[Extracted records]
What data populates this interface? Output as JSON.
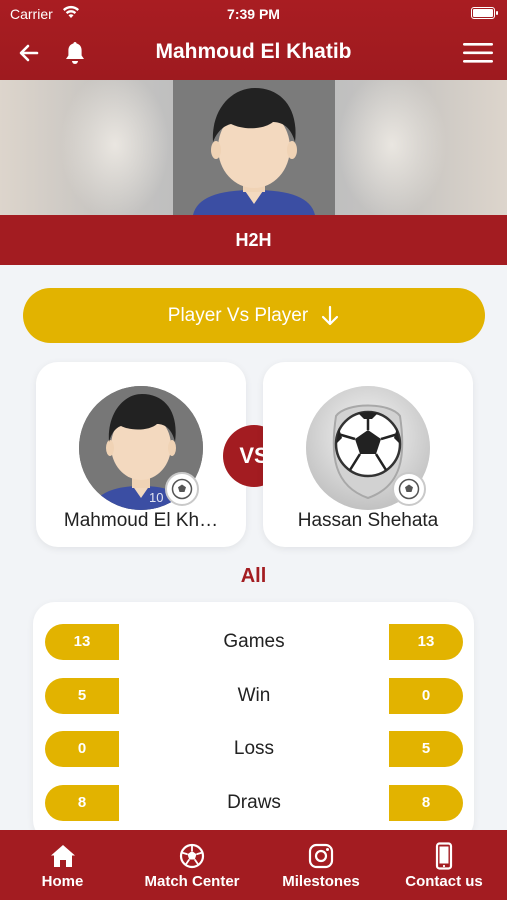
{
  "status_bar": {
    "carrier": "Carrier",
    "time": "7:39 PM"
  },
  "header": {
    "title": "Mahmoud El Khatib"
  },
  "subheader": {
    "label": "H2H"
  },
  "compare_selector": {
    "label": "Player Vs Player"
  },
  "player_left": {
    "name": "Mahmoud El Kh…",
    "jersey_number": "10"
  },
  "player_right": {
    "name": "Hassan Shehata"
  },
  "vs_label": "VS",
  "filter": {
    "label": "All"
  },
  "stats": [
    {
      "label": "Games",
      "left": "13",
      "right": "13"
    },
    {
      "label": "Win",
      "left": "5",
      "right": "0"
    },
    {
      "label": "Loss",
      "left": "0",
      "right": "5"
    },
    {
      "label": "Draws",
      "left": "8",
      "right": "8"
    }
  ],
  "tabs": [
    {
      "label": "Home",
      "icon": "home-icon"
    },
    {
      "label": "Match Center",
      "icon": "soccer-ball-icon"
    },
    {
      "label": "Milestones",
      "icon": "instagram-icon"
    },
    {
      "label": "Contact us",
      "icon": "phone-icon"
    }
  ],
  "colors": {
    "primary_red": "#a31c21",
    "accent_yellow": "#e2b300",
    "background": "#f2f4f7"
  }
}
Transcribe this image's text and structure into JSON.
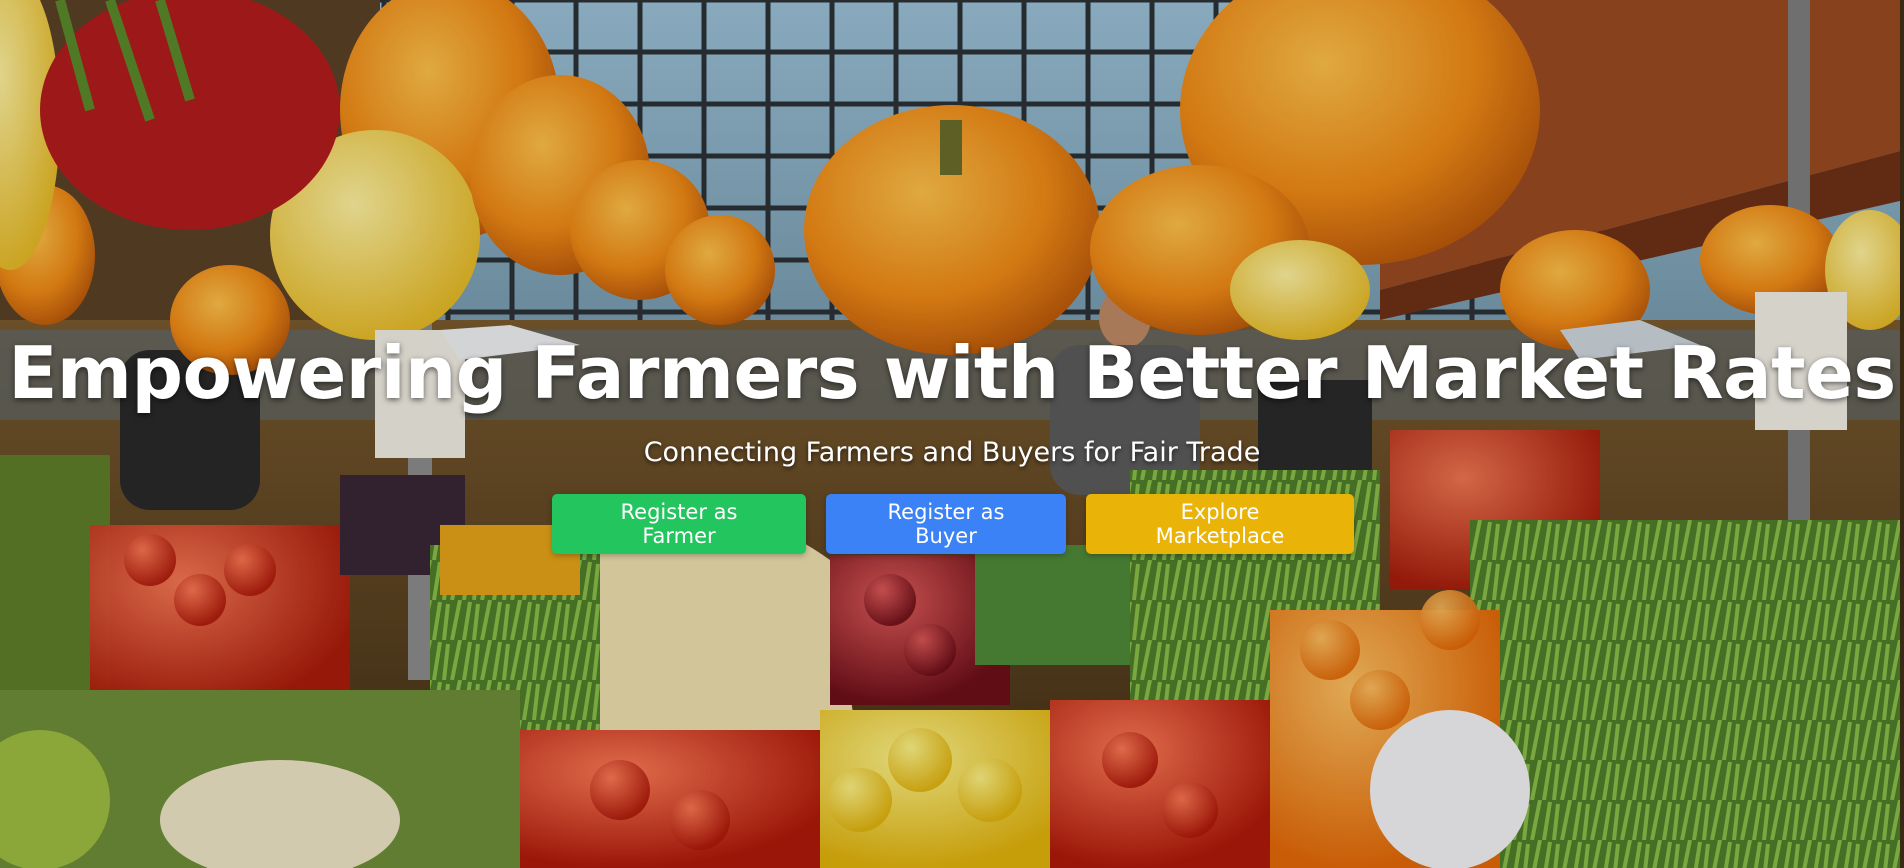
{
  "hero": {
    "title": "Empowering Farmers with Better Market Rates",
    "subtitle": "Connecting Farmers and Buyers for Fair Trade",
    "background": "farmers-market-photo"
  },
  "buttons": [
    {
      "label": "Register as Farmer",
      "color": "#22c55e"
    },
    {
      "label": "Register as Buyer",
      "color": "#3b82f6"
    },
    {
      "label": "Explore Marketplace",
      "color": "#eab308"
    }
  ]
}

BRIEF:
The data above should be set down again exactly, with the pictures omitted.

SOLUTION TO THIS PROBLEM:
What data populates this interface? Output as JSON.
{
  "status_bar": {
    "carrier": "Carrier",
    "time": "7:39 PM"
  },
  "header": {
    "title": "Mahmoud El Khatib"
  },
  "subheader": {
    "label": "H2H"
  },
  "compare_selector": {
    "label": "Player Vs Player"
  },
  "player_left": {
    "name": "Mahmoud El Kh…",
    "jersey_number": "10"
  },
  "player_right": {
    "name": "Hassan Shehata"
  },
  "vs_label": "VS",
  "filter": {
    "label": "All"
  },
  "stats": [
    {
      "label": "Games",
      "left": "13",
      "right": "13"
    },
    {
      "label": "Win",
      "left": "5",
      "right": "0"
    },
    {
      "label": "Loss",
      "left": "0",
      "right": "5"
    },
    {
      "label": "Draws",
      "left": "8",
      "right": "8"
    }
  ],
  "tabs": [
    {
      "label": "Home",
      "icon": "home-icon"
    },
    {
      "label": "Match Center",
      "icon": "soccer-ball-icon"
    },
    {
      "label": "Milestones",
      "icon": "instagram-icon"
    },
    {
      "label": "Contact us",
      "icon": "phone-icon"
    }
  ],
  "colors": {
    "primary_red": "#a31c21",
    "accent_yellow": "#e2b300",
    "background": "#f2f4f7"
  }
}
Transcribe this image's text and structure into JSON.
{
  "hero": {
    "title": "Empowering Farmers with Better Market Rates",
    "subtitle": "Connecting Farmers and Buyers for Fair Trade",
    "background": "farmers-market-photo"
  },
  "buttons": [
    {
      "label": "Register as Farmer",
      "color": "#22c55e"
    },
    {
      "label": "Register as Buyer",
      "color": "#3b82f6"
    },
    {
      "label": "Explore Marketplace",
      "color": "#eab308"
    }
  ]
}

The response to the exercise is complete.